Rand Fishkin, Founder of Moz, published ‘15 SEO best practices for structuring URLs‘ in which he argued that ‘using the keywords you’re targeting for rankings in your URLs is a solid idea’. Firstly from a readability and usability perspective, having relevant keywords in your URL lets users know exactly what they’re getting.
Google’s SEO Starter Guide also states that, “If your URL contains relevant words, this provides users and search engines with more information about the page than an ID or oddly named parameter would.” In other words, including keywords – or at least clear and direct information – in your URL is a best practice.
Secondly, Fishkin points out, URLs are frequently copied and pasted, and when no anchor text is used in a link, the URL itself will serve as anchor text – a powerful ranking input. However, he also cautions against keyword-stuffing your URLs or using keyword repetition:
“Google and Bing have moved far beyond algorithms that positively reward a keyword appearing multiple times in the URL string. Don’t hurt your chances of earning a click (which CAN impact your rankings) by overdoing keyword matching/repetition in your URLs.”

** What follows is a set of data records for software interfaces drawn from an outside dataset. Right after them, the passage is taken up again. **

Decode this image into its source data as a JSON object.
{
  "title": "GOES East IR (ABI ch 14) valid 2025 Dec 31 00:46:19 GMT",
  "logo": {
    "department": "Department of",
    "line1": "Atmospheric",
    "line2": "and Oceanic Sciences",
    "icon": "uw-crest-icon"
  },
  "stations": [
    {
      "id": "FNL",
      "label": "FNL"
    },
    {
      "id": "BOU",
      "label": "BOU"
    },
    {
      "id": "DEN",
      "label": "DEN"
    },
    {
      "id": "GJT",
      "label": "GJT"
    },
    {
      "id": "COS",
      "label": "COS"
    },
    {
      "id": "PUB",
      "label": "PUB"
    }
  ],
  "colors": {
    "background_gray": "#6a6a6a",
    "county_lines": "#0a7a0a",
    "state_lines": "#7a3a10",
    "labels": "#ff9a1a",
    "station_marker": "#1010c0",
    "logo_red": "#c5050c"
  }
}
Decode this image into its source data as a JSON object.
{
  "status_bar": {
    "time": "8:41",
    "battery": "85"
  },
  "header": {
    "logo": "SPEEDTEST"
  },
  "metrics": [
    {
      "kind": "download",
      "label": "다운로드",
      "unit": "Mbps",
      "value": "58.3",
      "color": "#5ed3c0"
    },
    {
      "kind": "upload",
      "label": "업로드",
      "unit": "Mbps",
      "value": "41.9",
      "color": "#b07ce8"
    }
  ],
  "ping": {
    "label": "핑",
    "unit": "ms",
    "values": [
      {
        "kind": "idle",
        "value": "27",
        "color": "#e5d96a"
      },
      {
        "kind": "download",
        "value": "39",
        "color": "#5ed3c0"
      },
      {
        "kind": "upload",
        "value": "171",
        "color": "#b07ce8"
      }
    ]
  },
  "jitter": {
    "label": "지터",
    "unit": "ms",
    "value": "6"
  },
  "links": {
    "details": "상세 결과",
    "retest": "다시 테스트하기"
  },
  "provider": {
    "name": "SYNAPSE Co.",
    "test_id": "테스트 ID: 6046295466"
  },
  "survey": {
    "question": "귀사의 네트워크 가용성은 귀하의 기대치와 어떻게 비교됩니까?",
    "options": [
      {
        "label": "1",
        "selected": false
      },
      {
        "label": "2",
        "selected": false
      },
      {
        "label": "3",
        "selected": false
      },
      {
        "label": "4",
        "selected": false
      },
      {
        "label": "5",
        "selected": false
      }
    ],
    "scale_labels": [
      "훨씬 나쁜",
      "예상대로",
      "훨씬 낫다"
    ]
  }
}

Fiskin also cites research from the International Conference on Web Search and Data Mining which demonstrated that the URL is one of the most prominent elements searchers consider when deciding which site to click on.
Again, having clear and relevant information in your URL helps you to earn clicks – and while click-through rate is still hotly debated as a possible ranking factor, once you do manage to rank for a particular keyword, it’s no good if no-one clicks through to your site.
What about Exact Match Domains?
Exact Match Domains (EMDs) – when the domain of a site exactly matches the keyword that you want to target – can also be a means of ranking well for your keyword, but use them wisely.
Most brands will derive their domain from the name of their brand, which might also contain a keyword – such as glassesdirect.com. But Exact Match Domains are often a sign of a spammy website, and one which Google is on the lookout for.
— Gary Illyes ᕕ( ᐛ )ᕗ (@methode) November 25, 2016
On the other hand, EMDs are often memorable, which is good from a usability standpoint – a user searching for cheap flights will have no trouble remembering the URL ‘cheapflights.com’, and there can be no mistake as to what the website is for.
If you have a legitimate reason for using an EMD and aren’t combining it with any other spammy tactics, then you should be fine.
In conclusion: usability first!
The bottom line of all of this is to consider the user experience first and foremost. As we’ve seen, a clear, direct URL is the best route to take in order to ensure that users know what they’re getting from your website and are prepared to click on it. In many cases, this can also help your ranking as an added bonus.
Many of the top websites in various industries thus use keywords in their URLs, but others which don’t are still able to rank highly. Much as we now know that writing quality content is better than stuffing it with keywords, the same applies to creating quality URLs. In the end, it comes down to what makes sense for your brand and website.